Sriracha and Tapatio hot sauces are two examples of the recent homegrown all-American condiments that have dramatically impacted American cuisine. The rise in popularity of these condiments signifies an increase in Asian and Latino populations living in the US and especially in Los Angeles after the passing of the Immigration and Nationality Act in 1965. In 1971, Mexican immigrant Jose-Luis Saavedra, Sr., started Tapatio Hot Sauce, a unique combination of red chili peppers, spices and a hint of garlic, in a warehouse in Maywood, California. David Tran, an immigrant from Vietnam of Chinese ancestry, started making Thai-inspired Sriracha sauce blended from chili peppers, vinegar, garlic in small shop in Los Angeles Chinatown in 1983. In large American cities everywhere, both Sriracha and Tapatio contend to rival Heinz Ketchup and French’s mustard as the all-American condiment for the Y-Generation, for these hot sauces have become interwoven into the American cultural fabric and thus becoming an ubiquitous condiment in American cuisine.
WHEN: Deadline to contribute is Friday, January 03, 2014 (11:59pm PT).
“Hot sauce must be hot. If you don’t like it hot, use less.” –David Tran, creator of Sriracha Hot Sauce
Can you imagine pho without Sriracha? Can you imagine tacos without Tapatío? Now can you imagine breathing without air? That’s how we at the museum feel – that it’s impossible to live without these two sauces so we are creating an art exhibition to celebrate Tapatío and the much coveted rooster sauce.

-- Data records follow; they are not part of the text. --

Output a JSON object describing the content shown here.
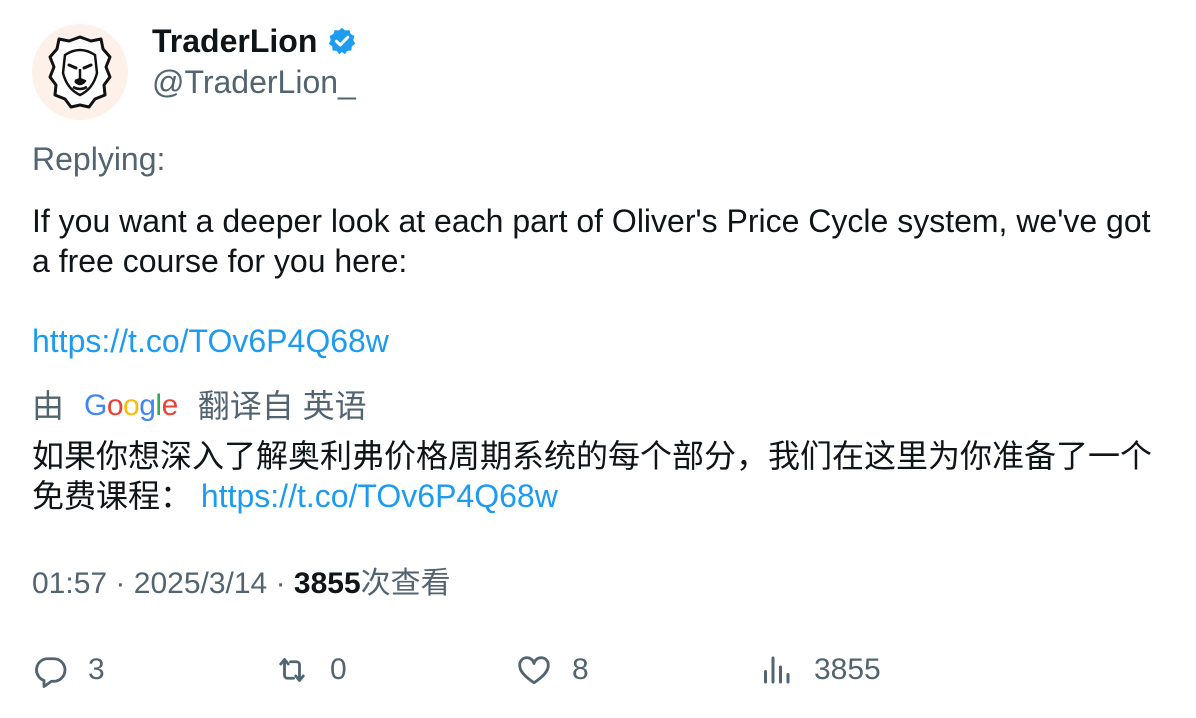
{
  "author": {
    "display_name": "TraderLion",
    "handle": "@TraderLion_",
    "avatar_icon": "lion-face-icon",
    "verified_icon": "verified-badge-icon",
    "verified_color": "#1d9bf0"
  },
  "reply": {
    "label": "Replying:"
  },
  "tweet": {
    "text": "If you want a deeper look at each part of Oliver's Price Cycle system, we've got a free course for you here:",
    "link": "https://t.co/TOv6P4Q68w"
  },
  "translation": {
    "prefix": "由",
    "provider": "Google",
    "suffix": "翻译自 英语",
    "text": "如果你想深入了解奥利弗价格周期系统的每个部分，我们在这里为你准备了一个免费课程：",
    "link": "https://t.co/TOv6P4Q68w"
  },
  "meta": {
    "time": "01:57",
    "separator": "·",
    "date": "2025/3/14",
    "views": "3855",
    "views_label": "次查看"
  },
  "actions": {
    "reply": {
      "icon": "reply-icon",
      "count": "3"
    },
    "retweet": {
      "icon": "retweet-icon",
      "count": "0"
    },
    "like": {
      "icon": "heart-icon",
      "count": "8"
    },
    "views": {
      "icon": "analytics-icon",
      "count": "3855"
    }
  },
  "colors": {
    "link": "#1d9bf0",
    "secondary_text": "#536471",
    "primary_text": "#0f1419"
  }
}
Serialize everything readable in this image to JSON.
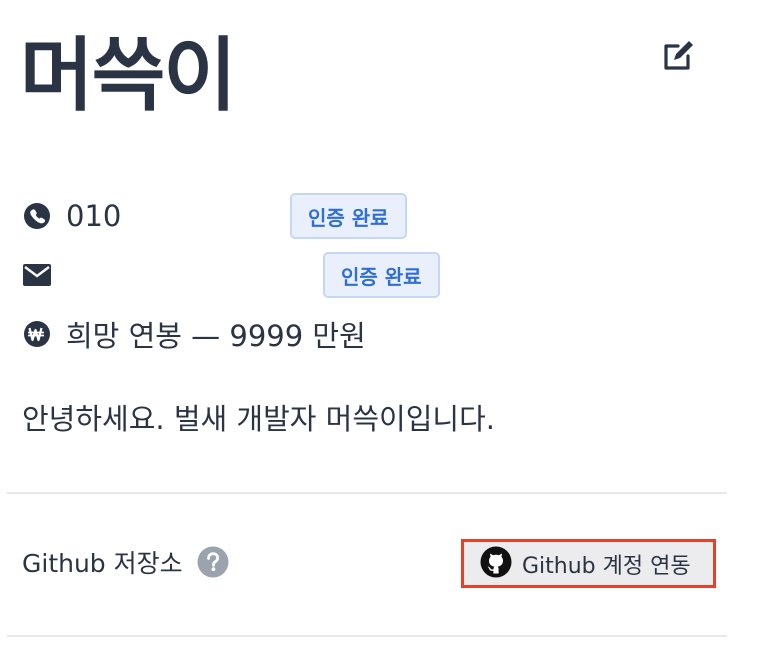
{
  "profile": {
    "name": "머쓱이",
    "phone": "010",
    "phone_badge": "인증 완료",
    "email": "",
    "email_badge": "인증 완료",
    "salary": "희망 연봉 — 9999 만원",
    "intro": "안녕하세요. 벌새 개발자 머쓱이입니다."
  },
  "github": {
    "section_label": "Github 저장소",
    "connect_button": "Github 계정 연동"
  },
  "icons": {
    "edit": "edit-icon",
    "phone": "phone-icon",
    "email": "mail-icon",
    "salary": "won-icon",
    "help": "question-icon",
    "github": "github-icon"
  },
  "colors": {
    "text": "#2b3444",
    "badge_bg": "#e9f0fc",
    "badge_text": "#2f6ed8",
    "highlight_border": "#e8412a",
    "help_icon": "#9aa3ae"
  }
}
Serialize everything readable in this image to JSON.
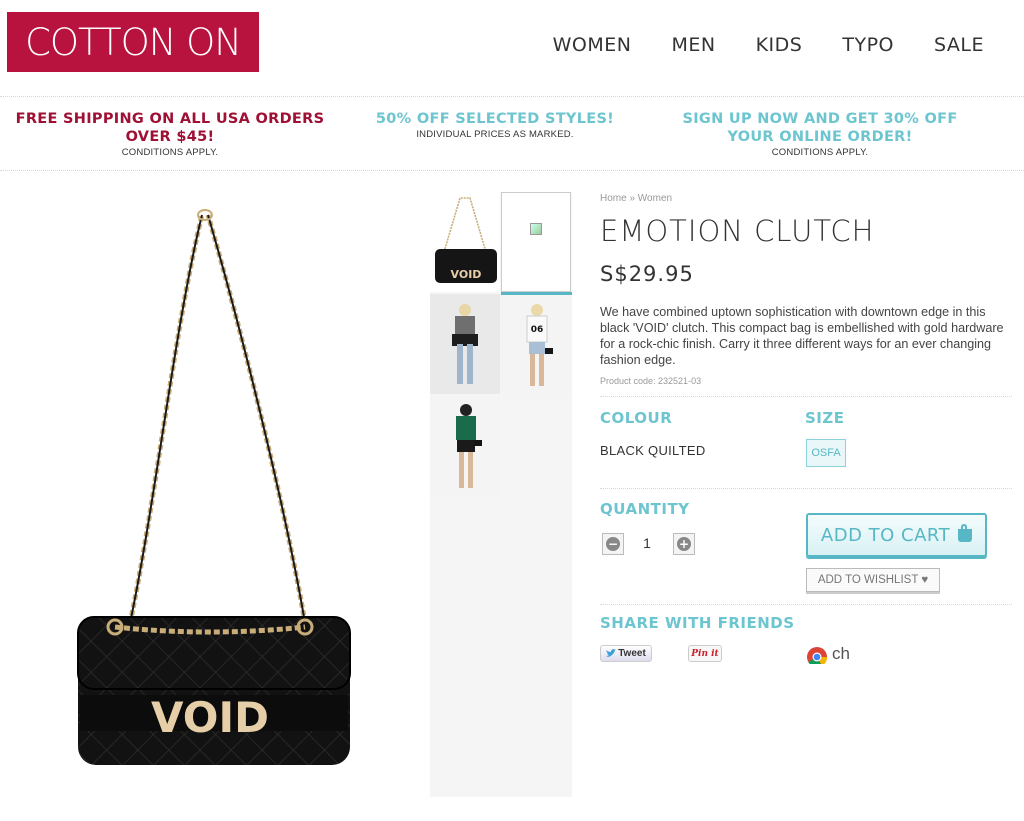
{
  "header": {
    "logo": "COTTON ON",
    "nav": [
      "WOMEN",
      "MEN",
      "KIDS",
      "TYPO",
      "SALE"
    ]
  },
  "promos": [
    {
      "line1": "FREE SHIPPING ON ALL USA ORDERS",
      "line2": "OVER $45!",
      "note": "CONDITIONS APPLY.",
      "color": "#9e1034"
    },
    {
      "line1": "50% OFF SELECTED STYLES!",
      "line2": "",
      "note": "INDIVIDUAL PRICES AS MARKED.",
      "color": "#6cc5cf"
    },
    {
      "line1": "SIGN UP NOW AND GET 30% OFF",
      "line2": "YOUR ONLINE ORDER!",
      "note": "CONDITIONS APPLY.",
      "color": "#6cc5cf"
    }
  ],
  "product": {
    "breadcrumb": "Home » Women",
    "title": "EMOTION CLUTCH",
    "price": "S$29.95",
    "description": "We have combined uptown sophistication with downtown edge in this black 'VOID' clutch. This compact bag is embellished with gold hardware for a rock-chic finish. Carry it three different ways for an ever changing fashion edge.",
    "code": "Product code: 232521-03",
    "bag_text": "VOID",
    "colour_label": "COLOUR",
    "colour_value": "BLACK QUILTED",
    "size_label": "SIZE",
    "size_value": "OSFA",
    "quantity_label": "QUANTITY",
    "quantity_value": "1",
    "add_to_cart": "ADD TO CART",
    "add_to_wishlist": "ADD TO WISHLIST ♥",
    "share_label": "SHARE WITH FRIENDS",
    "tweet": "Tweet",
    "pinit": "Pin it",
    "chrome_text": "ch"
  },
  "colors": {
    "brand": "#b8123e",
    "accent": "#6cc5cf"
  }
}
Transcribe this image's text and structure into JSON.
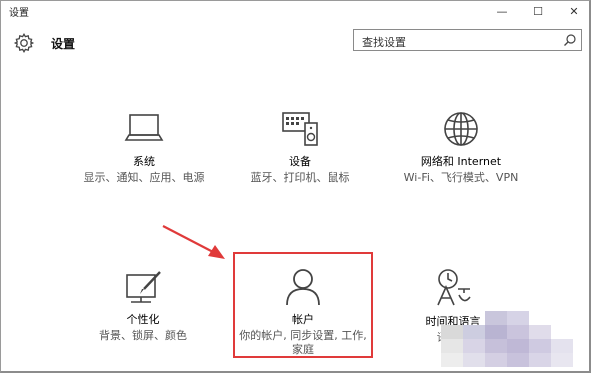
{
  "window": {
    "title": "设置",
    "controls": {
      "minimize": "—",
      "maximize": "☐",
      "close": "✕"
    }
  },
  "header": {
    "title": "设置",
    "search_placeholder": "查找设置"
  },
  "tiles": [
    {
      "label": "系统",
      "desc": "显示、通知、应用、电源"
    },
    {
      "label": "设备",
      "desc": "蓝牙、打印机、鼠标"
    },
    {
      "label": "网络和 Internet",
      "desc": "Wi-Fi、飞行模式、VPN"
    },
    {
      "label": "个性化",
      "desc": "背景、锁屏、颜色"
    },
    {
      "label": "帐户",
      "desc": "你的帐户, 同步设置, 工作, 家庭"
    },
    {
      "label": "时间和语言",
      "desc": "语音..."
    }
  ],
  "annotation": {
    "highlight_color": "#e03a3a"
  }
}
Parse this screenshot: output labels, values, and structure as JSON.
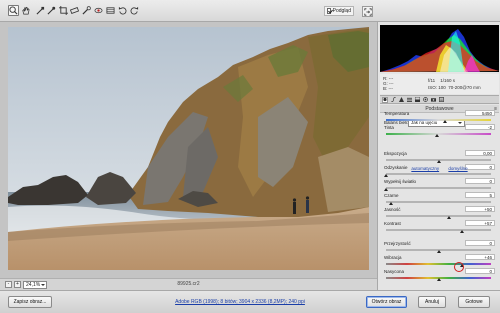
{
  "toolbar": {
    "tools": [
      {
        "icon": "zoom-icon",
        "active": true
      },
      {
        "icon": "hand-icon",
        "active": false
      },
      {
        "icon": "white-balance-icon",
        "active": false
      },
      {
        "icon": "color-sampler-icon",
        "active": false
      },
      {
        "icon": "crop-icon",
        "active": false
      },
      {
        "icon": "straighten-icon",
        "active": false
      },
      {
        "icon": "spot-removal-icon",
        "active": false
      },
      {
        "icon": "red-eye-icon",
        "active": false
      },
      {
        "icon": "preferences-icon",
        "active": false
      },
      {
        "icon": "rotate-left-icon",
        "active": false
      },
      {
        "icon": "rotate-right-icon",
        "active": false
      }
    ],
    "preview_label": "Podgląd",
    "preview_checked": true
  },
  "canvas": {
    "zoom_value": "24,1%",
    "zoom_minus": "-",
    "zoom_plus": "+",
    "filename": "89925.cr2"
  },
  "histogram": {
    "colors": [
      "#ff2020",
      "#20ff20",
      "#2040ff",
      "#ffff30",
      "#20ffff",
      "#ff30ff",
      "#ffffff"
    ]
  },
  "camera_info": {
    "r_label": "R:",
    "r_value": "---",
    "g_label": "G:",
    "g_value": "---",
    "b_label": "B:",
    "b_value": "---",
    "aperture": "f/11",
    "shutter": "1/160 s",
    "iso": "ISO: 100",
    "lens": "70-200@70 mm"
  },
  "panel": {
    "section_title": "Podstawowe",
    "menu_icon": "≡",
    "white_balance_label": "Balans bieli:",
    "white_balance_value": "Jak na ujęciu",
    "auto_link": "automatyczny",
    "default_link": "domyślne",
    "sliders": [
      {
        "label": "Temperatura",
        "value": "5450",
        "fraction": 0.56,
        "track": "temp"
      },
      {
        "label": "Tinta",
        "value": "-2",
        "fraction": 0.49,
        "track": "tint"
      },
      {
        "label": "Ekspozycja",
        "value": "0,00",
        "fraction": 0.5,
        "track": "plain"
      },
      {
        "label": "Odzyskanie",
        "value": "0",
        "fraction": 0.0,
        "track": "plain"
      },
      {
        "label": "Wypełnij światło",
        "value": "0",
        "fraction": 0.0,
        "track": "plain"
      },
      {
        "label": "Czarne",
        "value": "5",
        "fraction": 0.05,
        "track": "plain"
      },
      {
        "label": "Jasność",
        "value": "+50",
        "fraction": 0.6,
        "track": "plain"
      },
      {
        "label": "Kontrast",
        "value": "+57",
        "fraction": 0.72,
        "track": "plain"
      },
      {
        "label": "Przejrzystość",
        "value": "0",
        "fraction": 0.5,
        "track": "plain"
      },
      {
        "label": "Wibracja",
        "value": "+46",
        "fraction": 0.72,
        "track": "sat"
      },
      {
        "label": "Nasycona",
        "value": "0",
        "fraction": 0.5,
        "track": "sat"
      }
    ]
  },
  "bottom": {
    "save_label": "Zapisz obraz...",
    "workflow_link": "Adobe RGB (1998); 8 bitów; 3904 x 2336 (8,2MP); 240 ppi",
    "open_label": "Otwórz obraz",
    "cancel_label": "Anuluj",
    "done_label": "Gotowe"
  }
}
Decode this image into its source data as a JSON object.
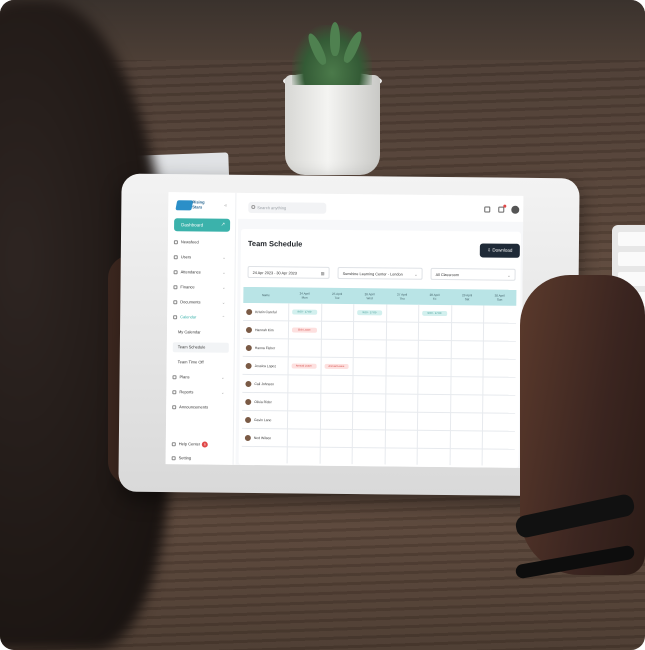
{
  "scene": {
    "description_colors": {
      "accent": "#3bb2ab",
      "dark_button": "#1f2a37",
      "header_teal": "#b9e4e6",
      "leave_red": "#d44a46"
    }
  },
  "app": {
    "logo_text": "Rising Stars",
    "search_placeholder": "Search anything",
    "sidebar": {
      "dashboard": "Dashboard",
      "items": [
        {
          "label": "Newsfeed",
          "icon": "newsfeed-icon"
        },
        {
          "label": "Users",
          "icon": "users-icon"
        },
        {
          "label": "Attendance",
          "icon": "attendance-icon"
        },
        {
          "label": "Finance",
          "icon": "finance-icon"
        },
        {
          "label": "Documents",
          "icon": "documents-icon"
        },
        {
          "label": "Calendar",
          "icon": "calendar-icon"
        },
        {
          "label": "My Calendar"
        },
        {
          "label": "Team Schedule"
        },
        {
          "label": "Team Time Off"
        },
        {
          "label": "Plans",
          "icon": "plans-icon"
        },
        {
          "label": "Reports",
          "icon": "reports-icon"
        },
        {
          "label": "Announcements",
          "icon": "announcements-icon"
        }
      ],
      "help_center": "Help Center",
      "help_badge": "8",
      "setting": "Setting"
    },
    "page": {
      "title": "Team Schedule",
      "download_label": "Download",
      "date_range": "24 Apr 2023 - 30 Apr 2023",
      "center_select": "Sunshine Learning Center - London",
      "classroom_select": "All Classroom"
    },
    "schedule": {
      "name_header": "Name",
      "days": [
        {
          "date": "24 April",
          "day": "Mon"
        },
        {
          "date": "25 April",
          "day": "Tue"
        },
        {
          "date": "26 April",
          "day": "Wed"
        },
        {
          "date": "27 April",
          "day": "Thu"
        },
        {
          "date": "28 April",
          "day": "Fri"
        },
        {
          "date": "29 April",
          "day": "Sat"
        },
        {
          "date": "30 April",
          "day": "Sun"
        }
      ],
      "rows": [
        {
          "name": "Kristin Careful"
        },
        {
          "name": "Hannah Kim"
        },
        {
          "name": "Hanna Fisher"
        },
        {
          "name": "Jessica Lopez"
        },
        {
          "name": "Cali Johnson"
        },
        {
          "name": "Olivia Rider"
        },
        {
          "name": "Gavin Lane"
        },
        {
          "name": "Ned Wilson"
        }
      ],
      "pills": [
        {
          "row": 0,
          "day": 0,
          "text": "9:00 - 17:00",
          "kind": "teal"
        },
        {
          "row": 0,
          "day": 2,
          "text": "9:00 - 17:00",
          "kind": "teal"
        },
        {
          "row": 0,
          "day": 4,
          "text": "9:00 - 17:00",
          "kind": "teal"
        },
        {
          "row": 1,
          "day": 0,
          "text": "Sick Leave",
          "kind": "red"
        },
        {
          "row": 3,
          "day": 0,
          "text": "Annual Leave",
          "kind": "red"
        },
        {
          "row": 3,
          "day": 1,
          "text": "Annual Leave",
          "kind": "red"
        }
      ]
    }
  }
}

Our upcoming exhibition L.A. Heat: Taste-Changing Condiments examines Los Angeles in a new way by exploring two hot sauces that are produced in Los Angeles. What is the significance that these two quintessential American condiments were developed and made in Los Angeles? What can it tell us about our city and our city’s role in America’s shifting culinary traditions? And what will happen when we assemble 25 Los Angeles based artists together to create work based off of red-hot, mouth burning condiments? Donate now to see what happens!
Your contributions will enable the museum to develop a catalog and exhibit works inspired by Sriracha and/or Tapatío in a variety of mediums from established as well as emerging artists based in Los Angeles.
The exhibit is scheduled to open in March 2014 and will run through July 2014. We are open to the public and our admission is free.